"Developers can actually develop their applications quite fast," said eBay's senior director of platforms, Jigar Desai, during a panel Tuesday at the Node Summit on Tuesday. With Node, developers can get programs into production "in days rather than weeks," he said. That's the biggest justification he sees for the movement toward Node.
Discoveries about the advantages of Node over, say, Java or Ruby on Rails have only made developers more eager to use it at work. That's certainly been the case at PayPal.
"We've had to slow people down because they're so excited to get into Node," said Bill Scott, senior director of user interface engineering at the payment company. "... No one goes into Node application development until me, myself, my team and the engineering team approve those people. It's not IT governance for it, but I don't want the wrong types of developers working in Node."
At PayPal, engineers built and ran the same application in Java and in Node, Scott said. As a result of the experiments, the company has made a major shift. "We don't want to do Java anymore," Scott said. "We want to do Node. This is much faster." Nowadays, he said, every application is being built on Node.

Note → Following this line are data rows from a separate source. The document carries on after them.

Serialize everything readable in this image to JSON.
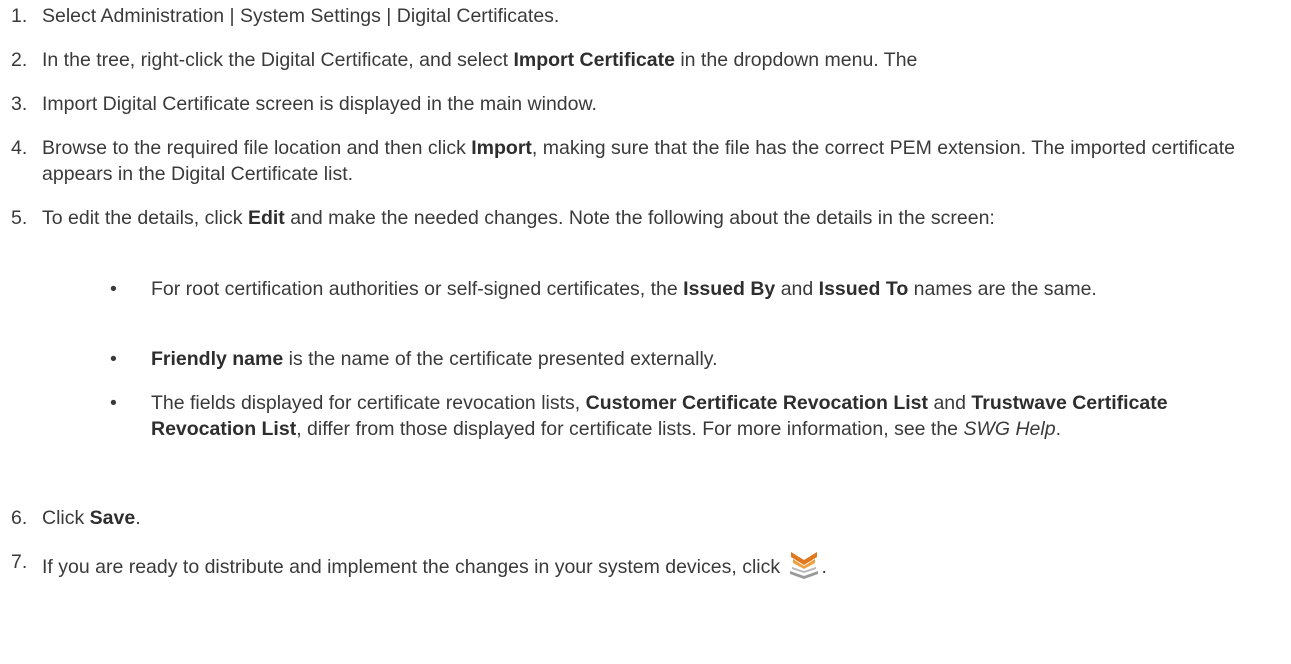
{
  "steps": [
    {
      "num": "1.",
      "parts": [
        {
          "t": "Select Administration | System Settings | Digital Certificates."
        }
      ]
    },
    {
      "num": "2.",
      "parts": [
        {
          "t": "In the tree, right-click the Digital Certificate, and select "
        },
        {
          "t": "Import Certificate",
          "b": true
        },
        {
          "t": " in the dropdown menu. The"
        }
      ]
    },
    {
      "num": "3.",
      "parts": [
        {
          "t": "Import Digital Certificate screen is displayed in the main window."
        }
      ]
    },
    {
      "num": "4.",
      "parts": [
        {
          "t": "Browse to the required file location and then click "
        },
        {
          "t": "Import",
          "b": true
        },
        {
          "t": ", making sure that the file has the correct PEM extension. The imported certificate appears in the Digital Certificate list."
        }
      ]
    },
    {
      "num": "5.",
      "parts": [
        {
          "t": "To edit the details, click "
        },
        {
          "t": "Edit",
          "b": true
        },
        {
          "t": " and make the needed changes. Note the following about the details in the screen:"
        }
      ]
    },
    {
      "num": "6.",
      "parts": [
        {
          "t": "Click "
        },
        {
          "t": "Save",
          "b": true
        },
        {
          "t": "."
        }
      ]
    },
    {
      "num": "7.",
      "parts": [
        {
          "t": "If you are ready to distribute and implement the changes in your system devices, click "
        },
        {
          "t": ".",
          "after_icon": true
        }
      ]
    }
  ],
  "bullets": [
    {
      "symbol": "•",
      "parts": [
        {
          "t": "For root certification authorities or self-signed certificates, the "
        },
        {
          "t": "Issued By",
          "b": true
        },
        {
          "t": " and "
        },
        {
          "t": "Issued To",
          "b": true
        },
        {
          "t": " names are the same."
        }
      ]
    },
    {
      "symbol": "•",
      "parts": [
        {
          "t": "Friendly name",
          "b": true
        },
        {
          "t": " is the name of the certificate presented externally."
        }
      ]
    },
    {
      "symbol": "•",
      "parts": [
        {
          "t": "The fields displayed for certificate revocation lists, "
        },
        {
          "t": "Customer Certificate Revocation List",
          "b": true
        },
        {
          "t": " and "
        },
        {
          "t": "Trustwave Certificate Revocation List",
          "b": true
        },
        {
          "t": ", differ from those displayed for certificate lists. For more information, see the "
        },
        {
          "t": "SWG Help",
          "i": true
        },
        {
          "t": "."
        }
      ]
    }
  ],
  "icons": {
    "commit": "commit-changes-icon"
  },
  "colors": {
    "text": "#3a3a3a",
    "icon_orange": "#e07820",
    "icon_gray": "#9a9a9a"
  }
}
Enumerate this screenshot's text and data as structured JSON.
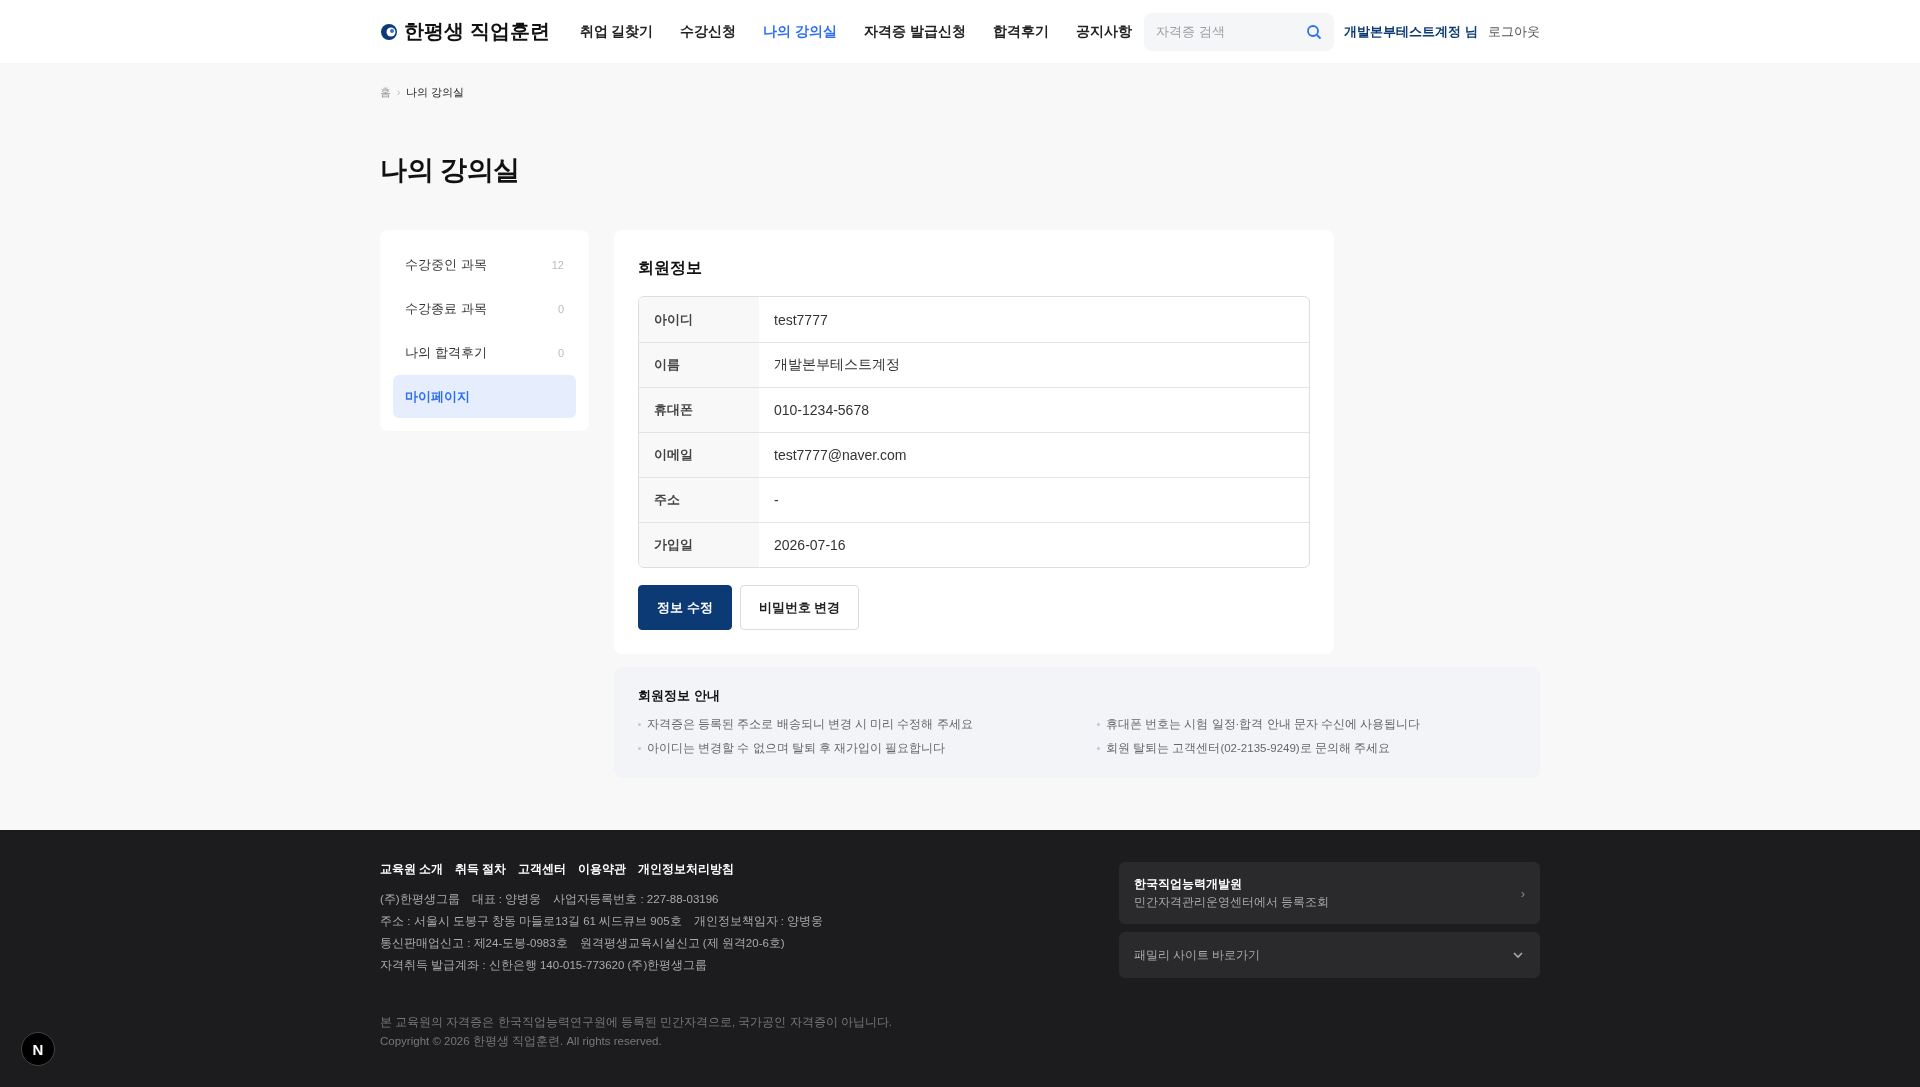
{
  "header": {
    "logo": "한평생 직업훈련",
    "nav": [
      {
        "label": "취업 길찾기",
        "selected": false
      },
      {
        "label": "수강신청",
        "selected": false
      },
      {
        "label": "나의 강의실",
        "selected": true
      },
      {
        "label": "자격증 발급신청",
        "selected": false
      },
      {
        "label": "합격후기",
        "selected": false
      },
      {
        "label": "공지사항",
        "selected": false
      }
    ],
    "search": {
      "placeholder": "자격증 검색"
    },
    "user": "개발본부테스트계정 님",
    "logout": "로그아웃"
  },
  "breadcrumb": [
    "홈",
    "나의 강의실"
  ],
  "page_title": "나의 강의실",
  "sidebar": {
    "items": [
      {
        "label": "수강중인 과목",
        "count": "12",
        "selected": false
      },
      {
        "label": "수강종료 과목",
        "count": "0",
        "selected": false
      },
      {
        "label": "나의 합격후기",
        "count": "0",
        "selected": false
      },
      {
        "label": "마이페이지",
        "selected": true
      }
    ]
  },
  "member_info": {
    "title": "회원정보",
    "rows": [
      {
        "label": "아이디",
        "value": "test7777"
      },
      {
        "label": "이름",
        "value": "개발본부테스트계정"
      },
      {
        "label": "휴대폰",
        "value": "010-1234-5678"
      },
      {
        "label": "이메일",
        "value": "test7777@naver.com"
      },
      {
        "label": "주소",
        "value": "-"
      },
      {
        "label": "가입일",
        "value": "2026-07-16"
      }
    ],
    "buttons": [
      {
        "label": "정보 수정",
        "kind": "primary"
      },
      {
        "label": "비밀번호 변경",
        "kind": "secondary"
      }
    ]
  },
  "notice": {
    "title": "회원정보 안내",
    "items": [
      "자격증은 등록된 주소로 배송되니 변경 시 미리 수정해 주세요",
      "휴대폰 번호는 시험 일정·합격 안내 문자 수신에 사용됩니다",
      "아이디는 변경할 수 없으며 탈퇴 후 재가입이 필요합니다",
      "회원 탈퇴는 고객센터(02-2135-9249)로 문의해 주세요"
    ]
  },
  "footer": {
    "links": [
      "교육원 소개",
      "취득 절차",
      "고객센터",
      "이용약관",
      "개인정보처리방침"
    ],
    "lines": [
      [
        "(주)한평생그룹",
        "대표 : 양병웅",
        "사업자등록번호 : 227-88-03196"
      ],
      [
        "주소 : 서울시 도봉구 창동 마들로13길 61 씨드큐브 905호",
        "개인정보책임자 : 양병웅"
      ],
      [
        "통신판매업신고 : 제24-도봉-0983호",
        "원격평생교육시설신고 (제 원격20-6호)"
      ],
      [
        "자격취득 발급계좌 : 신한은행 140-015-773620 (주)한평생그룹"
      ]
    ],
    "disclaimer": "본 교육원의 자격증은 한국직업능력연구원에 등록된 민간자격으로, 국가공인 자격증이 아닙니다.",
    "copyright": "Copyright © 2026 한평생 직업훈련. All rights reserved.",
    "org_card": {
      "title": "한국직업능력개발원",
      "subtitle": "민간자격관리운영센터에서 등록조회",
      "arrow": "›"
    },
    "family_select": {
      "label": "패밀리 사이트 바로가기"
    }
  },
  "dev_badge": "N"
}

Next to Scott and Desai on the panel, Groupon's Sri Viswanath explained the rationale and benefits of moving from Ruby on Rails to Node across the entire company, over a period of about six months.
"Node.js is like a Ferrari," Viswanath said. In his simile, developers drive at 200 mph, only to crash and trigger an explosion. But at least they can move at high speed.
It took three months just to change the color appearing across the website, he said. "After we moved to Node.js, it took us literally a week."
The best part for Viswanath? Node.js still has not arrived at version 1.0, even almost five years since its original release. So presumably it has room to get even better.
At LinkedIn, too, speed of development and execution were important, but so was the use of physical resources. Code in Node.js "ran really efficiently in terms of its I/O utilization, and its memory utilization is really low," said Kiran Prasad, senior director of mobile engineering at the social network. Those characteristics are important, because these days, he said, "you're not really CPU-bound anymore. You're memory bound and I/O bound."
Desai felt confident in calling Node "probably 1.5 times better" than Java, "but not 100 times better." Processes like template rendering can be quite CPU-intensive in Node.js, which amounts to one issue.
"On the scalability side, there is probably more work to do," he added. Instead of going all in, Desai talked about giving developers choices - such as Java, PHP or Node - and proceeding with caution, slowly, with Node.
Nevertheless, Desai expects that it will become more and more widely adopted in software stacks in the years to come.
"The way I see it, we have very thin front-end web applications, and we have layer services on the back-end side," he said. "It's almost emerging as a theme -- we're going to use more and more Node.js as front-end technology and Java or Scala (for an) asynchonrous back end. Thats where I'm seeing the trend and curiosity of developers moving in that direction."